The Dangers of Stagnation
When a project sits idle for an extended period, its dependencies can quickly become outdated. This can lead to a host of problems, including security vulnerabilities and compatibility issues. For instance, third-party libraries frequently release patches to fix bugs or security loopholes. Failing to update can leave your project exposed to these vulnerabilities.
The Case of trpc: Version 9 vs. Version 10
Consider the example of upgrading trpc from version 9 to version 10 in a T3 stack application designed for online classrooms. The update brought several changes, particularly in how routers and middleware functions are handled.
In trpc version 9, middleware was applied globally, affecting all routes. However, version 10 introduced a more granular approach, allowing developers to specify middleware for individual queries and mutations. This change offers more control and flexibility, enabling you to fine-tune your application’s behavior.
Another significant change was in the front-end query structure. Earlier, queries required passing in an array with a key and properties. The new version simplifies this, allowing you to chain properties directly off your trpc object, enhancing code readability and making it easier to manage.
The Update Process: A Practical Approach
Updating dependencies can be a daunting task, especially if you’re dealing with major version changes. One practical approach is to consult the documentation or repositories of the dependencies you’re using. For instance, if you initially set up your project using a boilerplate like create T3 app, you can refer to its repository to understand how to adapt your project to the latest versions of dependencies like trpc and Next.js.
The Role of Testing
Before updating any package, it’s crucial to have a robust testing framework in place. Integration tests and end-to-end tests can serve as a safety net, ensuring that your updates don’t break existing functionalities. If you lack test coverage, updating even a minor package can become a risky endeavor.

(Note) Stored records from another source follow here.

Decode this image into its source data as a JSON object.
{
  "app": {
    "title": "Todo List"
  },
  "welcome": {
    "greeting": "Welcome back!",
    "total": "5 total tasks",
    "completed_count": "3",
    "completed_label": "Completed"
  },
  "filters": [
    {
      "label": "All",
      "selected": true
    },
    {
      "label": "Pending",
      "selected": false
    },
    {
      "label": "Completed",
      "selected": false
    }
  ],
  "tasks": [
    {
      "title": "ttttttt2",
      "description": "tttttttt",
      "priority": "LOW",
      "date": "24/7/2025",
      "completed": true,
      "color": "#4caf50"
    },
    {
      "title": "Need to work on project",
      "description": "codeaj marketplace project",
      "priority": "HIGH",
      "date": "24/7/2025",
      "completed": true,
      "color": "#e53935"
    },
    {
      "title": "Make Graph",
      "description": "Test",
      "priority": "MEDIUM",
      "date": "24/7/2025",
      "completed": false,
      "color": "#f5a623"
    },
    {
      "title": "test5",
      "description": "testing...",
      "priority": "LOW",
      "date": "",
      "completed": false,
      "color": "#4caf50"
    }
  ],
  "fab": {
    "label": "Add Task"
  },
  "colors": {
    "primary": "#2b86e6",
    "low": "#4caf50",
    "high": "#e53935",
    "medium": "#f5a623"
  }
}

The Frequency of Updates
How often should you update your dependencies? While there’s no one-size-fits-all answer, it’s advisable to allocate some time regularly—be it weekly or monthly—to review and update your project’s dependencies. Tools like

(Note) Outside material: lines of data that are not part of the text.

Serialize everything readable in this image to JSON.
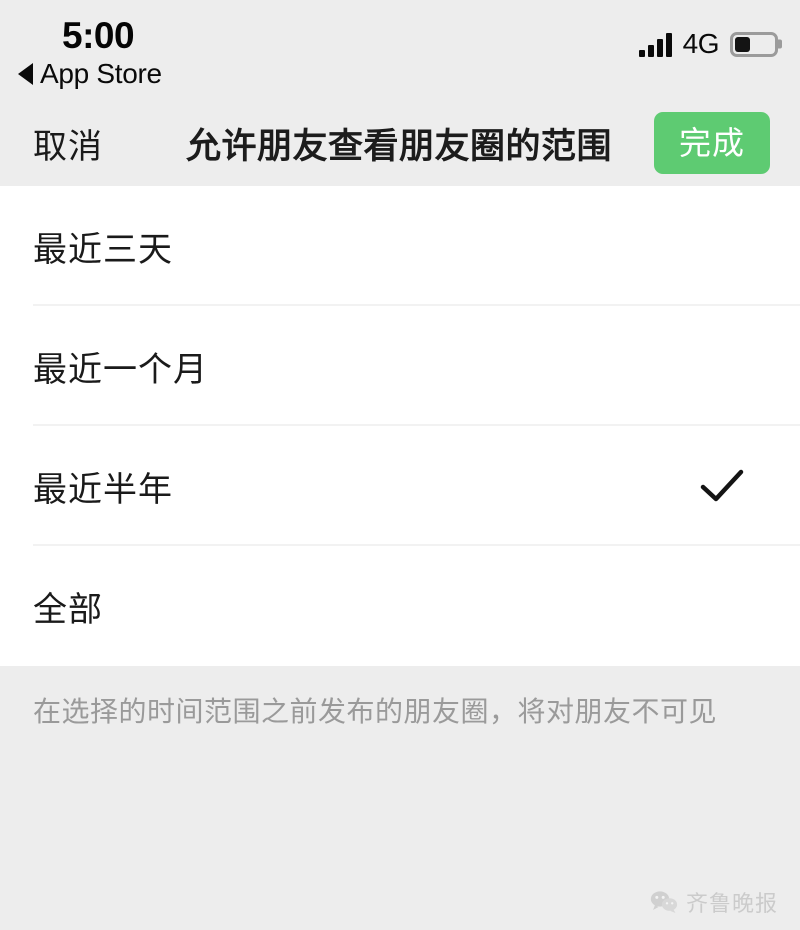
{
  "status_bar": {
    "time": "5:00",
    "back_label": "App Store",
    "back_icon": "triangle-left-icon",
    "signal_icon": "signal-bars-icon",
    "network": "4G",
    "battery_icon": "battery-icon",
    "battery_level_percent": 40
  },
  "nav_bar": {
    "cancel_label": "取消",
    "title": "允许朋友查看朋友圈的范围",
    "done_label": "完成",
    "done_color": "#5ecb72"
  },
  "options": [
    {
      "label": "最近三天",
      "selected": false
    },
    {
      "label": "最近一个月",
      "selected": false
    },
    {
      "label": "最近半年",
      "selected": true
    },
    {
      "label": "全部",
      "selected": false
    }
  ],
  "check_icon": "checkmark-icon",
  "footer": {
    "note": "在选择的时间范围之前发布的朋友圈，将对朋友不可见"
  },
  "watermark": {
    "logo_icon": "wechat-bubbles-icon",
    "text": "齐鲁晚报"
  }
}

npm update or
npx npm-check-updates can help automate this process, making it easier to keep your project current.
Balancing Act: The Pros and Cons of Being on the Cutting Edge
While it’s essential to keep your project updated, being on the bleeding edge of technology has its downsides. New versions often come with bugs, and being among the first to adopt them can mean spending valuable time troubleshooting rather than developing features. Therefore, it’s crucial to strike a balance. You don’t have to jump on every new release, but you should be proactive about keeping your project up-to-date, especially when it comes to security patches and major bug fixes.
Regularly updating your software dependencies is not just about leveraging the latest features; it’s about maintaining the health and security of your project. By setting aside time for regular updates and having a robust testing framework, you can ensure that your project remains secure, efficient, and easier to manage in the long run. So, take the time to update your dependencies—you’ll be saving yourself from a future headache.